Back in the 70s, the Golden Theatre was the biggest cinema in Singapore and showed all the latest releases, but it eventually lost out to competitors, sliding into Bollywood and adult film screenings in the 90s before shutting down its operations for a short time. Preserved within though, the screens still retained their vintage features, and in a world of identikit Golden Villages, this became its unique selling point. In 2014, the old Golden Theatre opened its doors again, reinvented this time, as The Projector - Singapore's first independent cinema - this time showing the best and most diverse indie, foreign and cult favourite films, classics, arthouse, horror, local flicks, retrospectives and hosting a multitude of special themed nights.

Created via an Indiegogo campaign, masterminds Karen and Sharon Tan and Blaise Trigg-Smith were running the design consultancy and management company Pocket Projects when the opportunity arose to take over the cinema. Already specialising in breathing new life into old, derelict and historic spaces, the trio turned their experience onto the iconic movie theatre, and after struggling to find a cinema operator to inhabit the space, simply decided to do the job themselves. After partnering with design practice FARM, they used their crowdfunding campaign to carry out basic renovations and purchase two brand new digital projectors.

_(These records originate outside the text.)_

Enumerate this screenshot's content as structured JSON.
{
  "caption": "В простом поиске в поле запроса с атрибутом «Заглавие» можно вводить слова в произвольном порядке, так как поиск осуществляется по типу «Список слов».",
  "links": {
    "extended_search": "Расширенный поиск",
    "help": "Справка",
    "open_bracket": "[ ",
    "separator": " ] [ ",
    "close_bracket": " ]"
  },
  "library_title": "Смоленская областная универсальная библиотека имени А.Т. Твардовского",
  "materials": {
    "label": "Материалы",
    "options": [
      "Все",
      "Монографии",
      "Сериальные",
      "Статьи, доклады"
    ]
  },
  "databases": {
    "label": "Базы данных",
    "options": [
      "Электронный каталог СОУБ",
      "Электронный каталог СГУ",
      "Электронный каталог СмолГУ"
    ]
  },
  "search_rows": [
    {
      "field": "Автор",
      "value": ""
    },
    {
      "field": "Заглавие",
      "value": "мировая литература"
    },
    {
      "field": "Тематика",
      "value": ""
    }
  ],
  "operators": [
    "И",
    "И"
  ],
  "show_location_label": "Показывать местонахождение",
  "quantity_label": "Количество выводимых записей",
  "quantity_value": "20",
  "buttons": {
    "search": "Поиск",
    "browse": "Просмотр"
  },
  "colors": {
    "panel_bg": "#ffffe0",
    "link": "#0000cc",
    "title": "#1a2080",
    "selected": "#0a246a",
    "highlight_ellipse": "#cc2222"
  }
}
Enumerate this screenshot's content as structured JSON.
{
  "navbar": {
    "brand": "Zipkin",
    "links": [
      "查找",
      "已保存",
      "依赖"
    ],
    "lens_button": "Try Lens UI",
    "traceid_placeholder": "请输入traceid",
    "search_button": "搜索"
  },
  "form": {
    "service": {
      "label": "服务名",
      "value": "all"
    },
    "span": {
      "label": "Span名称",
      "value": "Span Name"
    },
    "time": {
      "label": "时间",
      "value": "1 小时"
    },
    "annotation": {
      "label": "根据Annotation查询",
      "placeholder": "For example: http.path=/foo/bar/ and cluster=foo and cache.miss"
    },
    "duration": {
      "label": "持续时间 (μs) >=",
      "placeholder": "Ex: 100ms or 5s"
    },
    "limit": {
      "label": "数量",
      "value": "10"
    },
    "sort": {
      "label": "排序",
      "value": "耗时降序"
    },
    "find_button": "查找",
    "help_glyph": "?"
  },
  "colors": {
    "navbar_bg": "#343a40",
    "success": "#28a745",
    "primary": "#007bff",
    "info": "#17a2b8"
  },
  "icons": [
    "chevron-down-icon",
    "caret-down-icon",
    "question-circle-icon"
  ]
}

The cinema has three themed screening rooms. The first, the 230-seat Green Room is the main screening room, and the neighbouring screen Redrum (referencing The Shining, but pronounced Red Room) includes a stage, bean bag seating and is the go-to space for cultural events and alternative performances. The third dedicated screening room Blue Room, opened in late 2017 and focuses on cinema screenings, taking its name from the Instagram-friendly rows of blue seating inside.

But what makes The Projector such a cultural gem isn't the quirky interior or nostalgic atmosphere. It's the timetable. The Projector's listings are totally unique. From cult classics like The Rocky Horror Picture Show and so-bad-it's-good movie The Room, to the latest acclaimed indie flicks like Beautiful Boy and The Travelling Cat Chronicles, the selection is the result of a careful curatorial process. Creative and marketing brain Jerome Chee has a painstakingly careful approach to acquiring films, which is more than visible with a glance down their listings.

Local film consultancy Luna Films also works in partnership with The Projector on the programming, and is partly responsible for the brave film choices they are known for. Often, the cinema is faced with issues from international distributors who are often difficult about releasing their film in just one cinema in Singapore. Despite this, The Projector has become home to some of the numerous annual film festivals held in Singapore, from the German Film Festival held in partnership with the Goethe Institut, to smaller, ground roots festivals like The Freedom Festival, which focuses on human rights films and documentaries.

Conceived as more of a cultural space then simply a cinema, The Projector has also played host to multiple film festivals, launches and premieres, as well as music events and gigs in their atmospheric screening rooms. The lobby area is also home to Clockwork, a co-working space that inhabits the space during the day. The inviting cinema cafe and versatility of the space - with its lo-fi lobby area and outdoor car park, which often doubles as an outdoor bar and event space (and has a killer view of the Kallang area) - means The Projector can play multiple roles.

There's no doubt The Projector is one of the best cinemas in Singapore, if not in Asia, and with its continually evolving use of the space and its creative film and event programming, its success is bound to continue.